### YOUR ASSIGNMENT
The output is to match the entries below character for character.

### Items from an interface collection
--------------------------------

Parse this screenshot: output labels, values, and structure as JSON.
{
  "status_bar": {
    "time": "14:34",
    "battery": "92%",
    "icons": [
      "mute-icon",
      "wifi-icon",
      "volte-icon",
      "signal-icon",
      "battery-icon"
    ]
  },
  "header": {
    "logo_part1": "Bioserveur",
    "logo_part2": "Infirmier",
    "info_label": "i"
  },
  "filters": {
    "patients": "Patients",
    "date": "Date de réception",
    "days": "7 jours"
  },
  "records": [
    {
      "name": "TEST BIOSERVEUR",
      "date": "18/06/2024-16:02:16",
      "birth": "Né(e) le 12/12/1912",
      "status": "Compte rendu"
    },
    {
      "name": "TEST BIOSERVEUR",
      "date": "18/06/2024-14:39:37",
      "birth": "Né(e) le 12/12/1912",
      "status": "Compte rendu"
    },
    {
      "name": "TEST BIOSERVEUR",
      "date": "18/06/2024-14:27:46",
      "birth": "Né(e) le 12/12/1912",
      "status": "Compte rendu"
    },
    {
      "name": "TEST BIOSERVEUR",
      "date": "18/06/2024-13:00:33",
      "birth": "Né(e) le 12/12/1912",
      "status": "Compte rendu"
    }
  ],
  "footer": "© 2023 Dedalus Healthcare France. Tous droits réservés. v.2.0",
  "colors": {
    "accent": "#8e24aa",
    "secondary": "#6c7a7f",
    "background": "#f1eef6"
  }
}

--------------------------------

### ANSWER TO THIS PROBLEM
Parse this screenshot: output labels, values, and structure as JSON.
{
  "status_bar": {
    "time": "14:34",
    "battery": "92%",
    "icons": [
      "mute-icon",
      "wifi-icon",
      "volte-icon",
      "signal-icon",
      "battery-icon"
    ]
  },
  "header": {
    "logo_part1": "Bioserveur",
    "logo_part2": "Infirmier",
    "info_label": "i"
  },
  "filters": {
    "patients": "Patients",
    "date": "Date de réception",
    "days": "7 jours"
  },
  "records": [
    {
      "name": "TEST BIOSERVEUR",
      "date": "18/06/2024-16:02:16",
      "birth": "Né(e) le 12/12/1912",
      "status": "Compte rendu"
    },
    {
      "name": "TEST BIOSERVEUR",
      "date": "18/06/2024-14:39:37",
      "birth": "Né(e) le 12/12/1912",
      "status": "Compte rendu"
    },
    {
      "name": "TEST BIOSERVEUR",
      "date": "18/06/2024-14:27:46",
      "birth": "Né(e) le 12/12/1912",
      "status": "Compte rendu"
    },
    {
      "name": "TEST BIOSERVEUR",
      "date": "18/06/2024-13:00:33",
      "birth": "Né(e) le 12/12/1912",
      "status": "Compte rendu"
    }
  ],
  "footer": "© 2023 Dedalus Healthcare France. Tous droits réservés. v.2.0",
  "colors": {
    "accent": "#8e24aa",
    "secondary": "#6c7a7f",
    "background": "#f1eef6"
  }
}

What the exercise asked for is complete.